In November, 1941, he decided to work full-time and took up employment with a local engineering firm. This made heavy demands on him: a 56-hour week was the norm and an eleven-hour day was not unusual. Coupled with his demanding Home Guard duties, this left him little time to himself. He may not have appreciated it, but was in fact making a considerable contribution to the war effort with his factory work. For much of 1942 he was working on a lathe turning out telescope windows for aeroplanes as well as producing numbers of something he always referred to as “P.O.Gs”.
Always at the back of his mind was the date on which he would attain seventeen-and-a-quarter: 15 August, 1942. The day after this, a Sunday, found him in Exeter. His diary-record for that evening states that he ‘...walked around Exeter this evening. The Bomb Damage is terrible & buildings are still being pulled down.’ On the next day he ‘got to the Recruiting Office at 9.30. 5 of us were drafted to Oxford. I was paid 3/6. We missed the 10.5 train and had to wait for the 12.55.’

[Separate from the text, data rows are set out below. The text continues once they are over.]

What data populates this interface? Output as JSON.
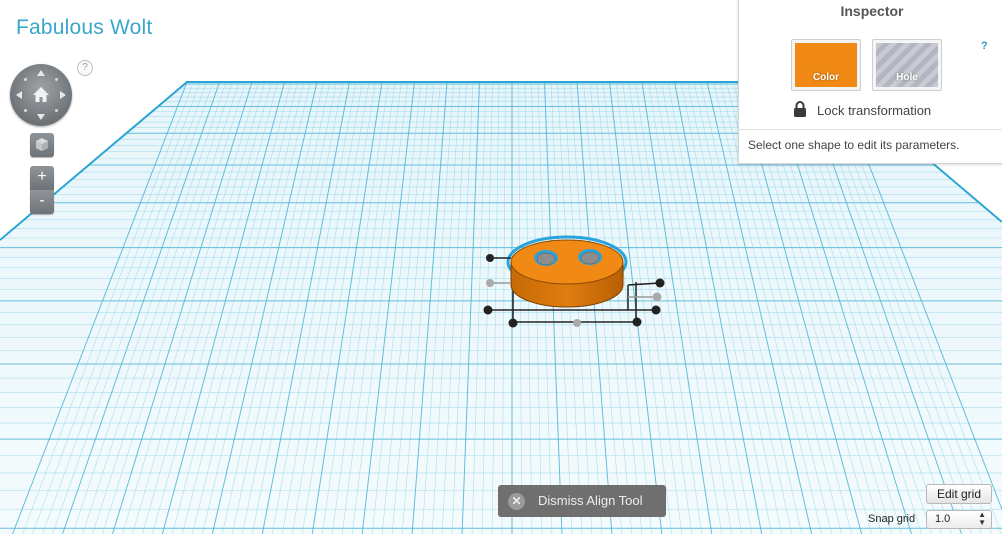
{
  "project": {
    "title": "Fabulous Wolt"
  },
  "view_controls": {
    "help_label": "?",
    "zoom_in_label": "+",
    "zoom_out_label": "-"
  },
  "inspector": {
    "title": "Inspector",
    "help_label": "?",
    "color_label": "Color",
    "hole_label": "Hole",
    "lock_label": "Lock transformation",
    "message": "Select one shape to edit its parameters.",
    "color_value": "#f08a14"
  },
  "align_tool": {
    "dismiss_label": "Dismiss Align Tool"
  },
  "grid": {
    "edit_label": "Edit grid",
    "snap_label": "Snap grid",
    "snap_value": "1.0"
  },
  "colors": {
    "grid_line": "#7ccde4",
    "grid_major": "#4cb4d6",
    "shape_orange": "#f08a14",
    "selection_blue": "#29a3dc",
    "title_blue": "#3aa6c8"
  },
  "icons": [
    "home-icon",
    "cube-icon",
    "lock-icon",
    "close-icon"
  ]
}
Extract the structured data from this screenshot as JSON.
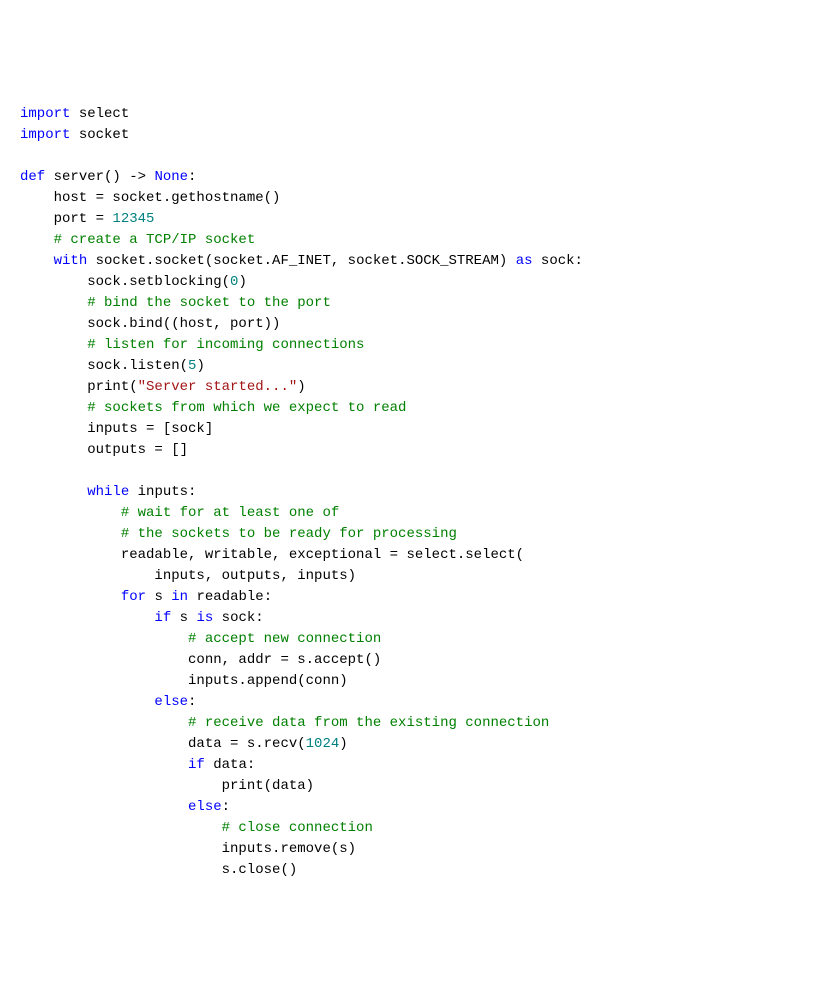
{
  "code": {
    "line1": {
      "kw1": "import",
      "name1": " select"
    },
    "line2": {
      "kw1": "import",
      "name1": " socket"
    },
    "line3": {
      "kw1": "def",
      "name1": " server() -> ",
      "type1": "None",
      "name2": ":"
    },
    "line4": "    host = socket.gethostname()",
    "line5": {
      "text1": "    port = ",
      "num1": "12345"
    },
    "line6": {
      "comment": "    # create a TCP/IP socket"
    },
    "line7": {
      "indent": "    ",
      "kw1": "with",
      "text1": " socket.socket(socket.AF_INET, socket.SOCK_STREAM) ",
      "kw2": "as",
      "text2": " sock:"
    },
    "line8": {
      "text1": "        sock.setblocking(",
      "num1": "0",
      "text2": ")"
    },
    "line9": {
      "comment": "        # bind the socket to the port"
    },
    "line10": "        sock.bind((host, port))",
    "line11": {
      "comment": "        # listen for incoming connections"
    },
    "line12": {
      "text1": "        sock.listen(",
      "num1": "5",
      "text2": ")"
    },
    "line13": {
      "text1": "        print(",
      "str1": "\"Server started...\"",
      "text2": ")"
    },
    "line14": {
      "comment": "        # sockets from which we expect to read"
    },
    "line15": "        inputs = [sock]",
    "line16": "        outputs = []",
    "line17": "",
    "line18": {
      "indent": "        ",
      "kw1": "while",
      "text1": " inputs:"
    },
    "line19": {
      "comment": "            # wait for at least one of"
    },
    "line20": {
      "comment": "            # the sockets to be ready for processing"
    },
    "line21": "            readable, writable, exceptional = select.select(",
    "line22": "                inputs, outputs, inputs)",
    "line23": {
      "indent": "            ",
      "kw1": "for",
      "text1": " s ",
      "kw2": "in",
      "text2": " readable:"
    },
    "line24": {
      "indent": "                ",
      "kw1": "if",
      "text1": " s ",
      "kw2": "is",
      "text2": " sock:"
    },
    "line25": {
      "comment": "                    # accept new connection"
    },
    "line26": "                    conn, addr = s.accept()",
    "line27": "                    inputs.append(conn)",
    "line28": {
      "indent": "                ",
      "kw1": "else",
      "text1": ":"
    },
    "line29": {
      "comment": "                    # receive data from the existing connection"
    },
    "line30": {
      "text1": "                    data = s.recv(",
      "num1": "1024",
      "text2": ")"
    },
    "line31": {
      "indent": "                    ",
      "kw1": "if",
      "text1": " data:"
    },
    "line32": "                        print(data)",
    "line33": {
      "indent": "                    ",
      "kw1": "else",
      "text1": ":"
    },
    "line34": {
      "comment": "                        # close connection"
    },
    "line35": "                        inputs.remove(s)",
    "line36": "                        s.close()"
  }
}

As you read the diary you can sense that his expectations were rising. On the Tuesday he said: ‘Today is a Red Letter day for me... I did the Maths, Morse aptitude, mind step, Selection Board & medical. I got through OK including the mercury column.’ On the Wednesday he wrote: ‘Today is one of the happiest days of my life... I went to the A.C.S.B. with the other chap from Exeter that passed & after signing hundreds of forms I was sworn in & given a R.A.F.V.R. badge. I was also paid 3 2/6's a day & 4/- subsistence by the Accountants officer’. But he had to balance his elation by recording: ‘Then, after cussing because I have got 12 months deferred service, we went back to the Y.M.C.A. & left Oxford for home. I said goodbye to the Exeter chap at Taunton & arrived home at 6.10. My R.A.F. number is 1609215.’
The young man wrote again to the RAF soon after he returned home, and on 25 October recorded the disappointment of the reply he had received: ‘This afternoon I had a reply from R.A.F Records. There doesn't seem to be much hope of my being called up before I am 18¼.’ His diary entries for the rest of the year are sporadic. One wonders if this was the result of disappointment; lack of time because of the demands on him; or just a case of a youth becoming bored with assiduous diary-keeping.
But in 1943 he was to take to the skies on active service. His love affair with flying took him to Miami and Oklahoma where he practised his lifts-off and touches-down. On his return to the UK, Blackie went before a panel for his first squadron selection. Really, he was too tall at 5'7" to be selected as a Spitfire pilot, but he made sure he measured up to the required 5'6" by bending his knees. Luckily the selection panel were seated behind a desk.
His first solo flight in a Spitfire was in April 1945. This was a month before Blackie’s twentieth birthday and in the same month that Adolf Hitler met his end in a Berlin Bunker. At long last Blackie had fulfilled his boyhood dream. After this he went on to fly a variety of aircraft including Mustangs, Mosquitoes, Meteors, Vampires, Hunters, Pembrokes and twin-engined Pioneers. In all, he piloted twenty-three types of aircraft.
In 1968 he finally had to hang up his flying goggles, having completed over 3,000 hours flying time and travelling the world. His RAF career continued in Air Traffic Control until he retired at the age of 60 in 1985, after no less than 42 years in the RAF.
Blackie was one of the last serving Master Pilots. The pleasure flight he took around Minehead 53 years earlier had shaped his whole life.
Tom East’s family- history related Tommy’s War: July, 1914, was featured in our May, 2019 issue. His latest novel is The Gospel According to St Judas. He is grateful to Mrs. Brenda Davies for letting him have use of her father’s diaries and photographs for this piece.